Originally the team wanted to survey crops in different landscapes, but the COVID-19 pandemic of 2020 forced them to reconsider that approach.
Instead, they turned to Michigan State University’s Kellogg Biological Station, which offered well-established plots of bioenergy cropping systems, which Haan called “a globally unique resource.”
At Kellogg, the researchers could directly compare intensive annual crops (corn, sorghum, and sorghum with a winter cover crop), four simple perennial systems (miscanthus, mature and newly-established switchgrass stands, and a native prairie grass mix), and three complex perennial polycultures (reconstructed prairie, successional vegetation, and short-rotation poplar).
“If you want to compare a bunch of bioenergy cropping systems, there they are,” Haan said.
The researchers then inventoried the species in each plot, cataloging bees and butterflies, ants and beetles, small mammals, birds, and microbes – including fungi, prokaryotes, and microeukaryotes – in soil, leaves, and roots.
Having side-by-side systems under uniform conditions offered researchers an ideal scenario for an experiment where they wouldn’t have to account for other variables such as climate.
The downside is that insects could easily move between the test patches, but Haan said that did not turn out to be a problem.
“We were still able to detect really, really strong differences in biodiversity from one to the other,” Haan said.
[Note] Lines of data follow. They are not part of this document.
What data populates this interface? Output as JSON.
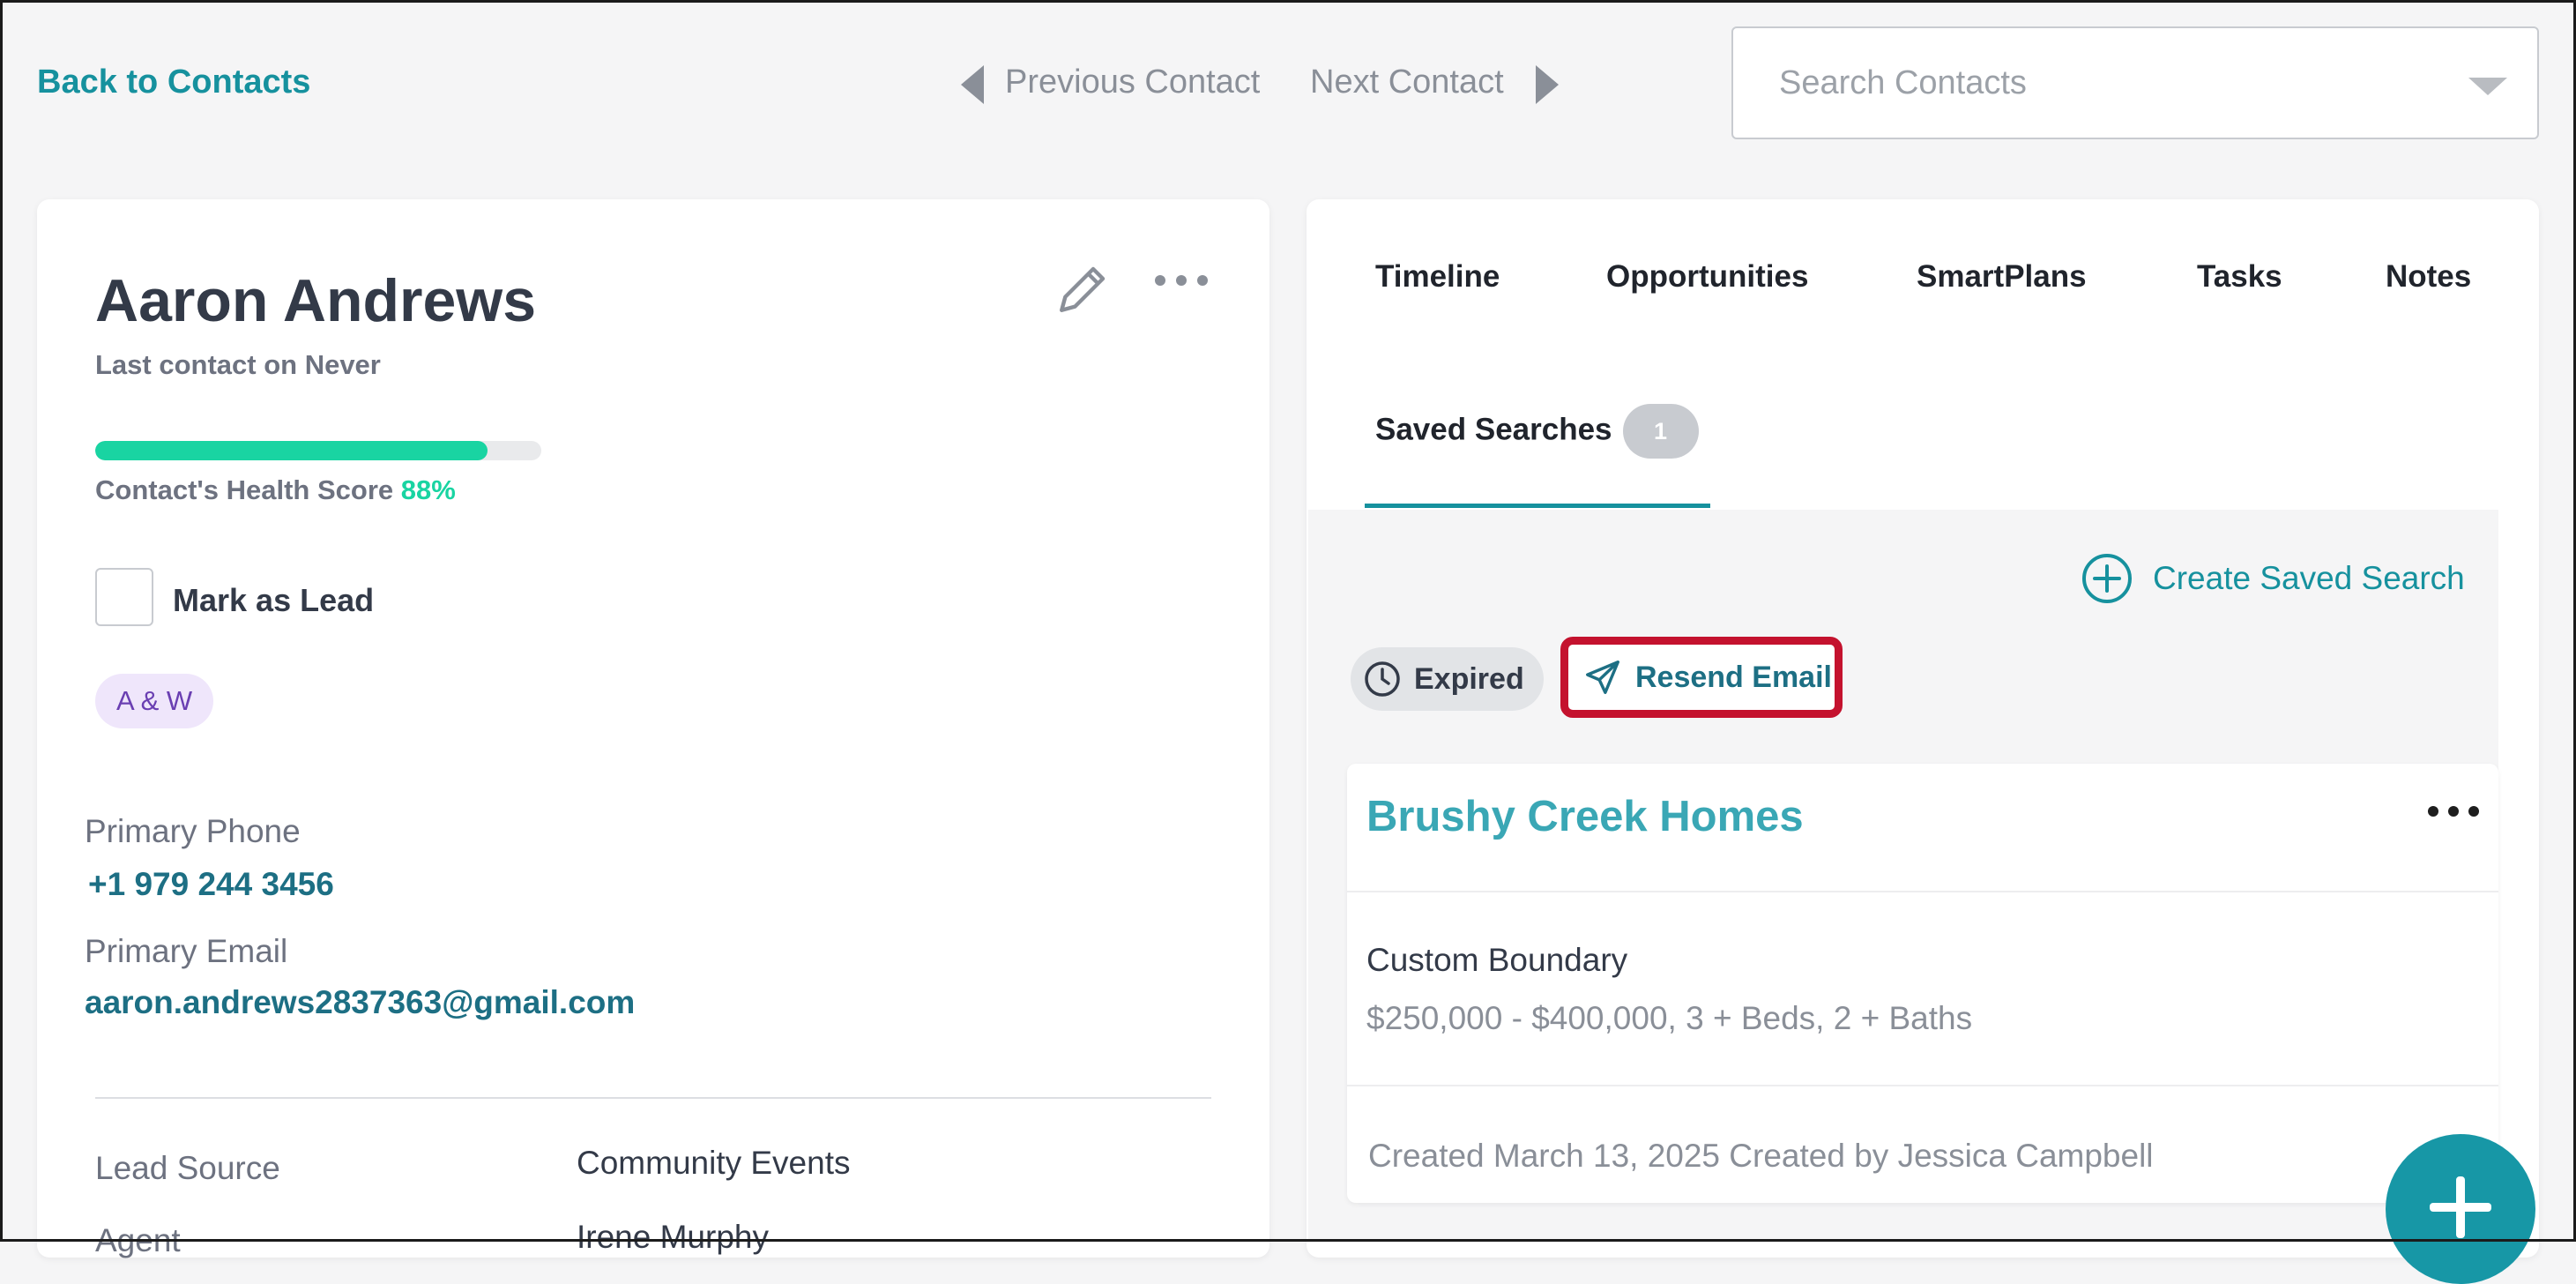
{
  "topbar": {
    "back_label": "Back to Contacts",
    "prev_label": "Previous Contact",
    "next_label": "Next Contact",
    "search_placeholder": "Search Contacts"
  },
  "contact": {
    "name": "Aaron Andrews",
    "last_contact": "Last contact on Never",
    "health_label": "Contact's Health Score",
    "health_value": "88%",
    "health_fraction": 0.88,
    "mark_as_lead_label": "Mark as Lead",
    "tag": "A & W",
    "phone_label": "Primary Phone",
    "phone": "+1 979 244 3456",
    "email_label": "Primary Email",
    "email": "aaron.andrews2837363@gmail.com",
    "lead_source_label": "Lead Source",
    "lead_source_value": "Community Events",
    "cut_label": "Agent",
    "cut_value": "Irene Murphy"
  },
  "tabs": {
    "timeline": "Timeline",
    "opportunities": "Opportunities",
    "smartplans": "SmartPlans",
    "tasks": "Tasks",
    "notes": "Notes",
    "saved_searches": "Saved Searches",
    "saved_searches_count": "1"
  },
  "saved_search": {
    "create_label": "Create Saved Search",
    "status": "Expired",
    "resend_label": "Resend Email",
    "title": "Brushy Creek Homes",
    "boundary": "Custom Boundary",
    "criteria": "$250,000 - $400,000, 3 + Beds, 2 + Baths",
    "created": "Created March 13, 2025 Created by Jessica Campbell"
  },
  "colors": {
    "accent": "#16919e",
    "health": "#19d4a2",
    "highlight": "#c4122e"
  }
}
Finding the balance
While the study introduces nuance to the biofuel discussion, there are other factors to consider.
Even without strong biodiversity benefits, plants like switchgrass and miscanthus are still far better than corn at taking carbon from the atmosphere and locking it away in soil. And from an engineering perspective, it’s much easier to ferment a pure feedstock than something with a mix of plants.
Haan also points out that climate change also presents “massive threats to biodiversity” – not to mention unacceptable human and cultural consequences – and bioenergy will likely need to be part of any plan to avoid the most catastrophic impacts, according to the Intergovernmental Panel on Climate Change (IPCC), the group of scientists that advise the United Nations on climate policy.
“The IPCC’s best estimate is that we kind of have to use bioenergy to dig ourselves out of the hole that we're in,” Haan said. “So given that we might be stuck with it, there are ways to do it that are better and worse for biodiversity.”
Haan views the cropping systems as part of a spectrum, with efficiency on one end and biodiversity on the other.
“Maybe there's some happy medium in the middle, where you add some plant diversity into the mix,” Haan said. “And maybe you lose a little bit of efficiency in the fuel generating process, but you gain a lot of biodiversity.”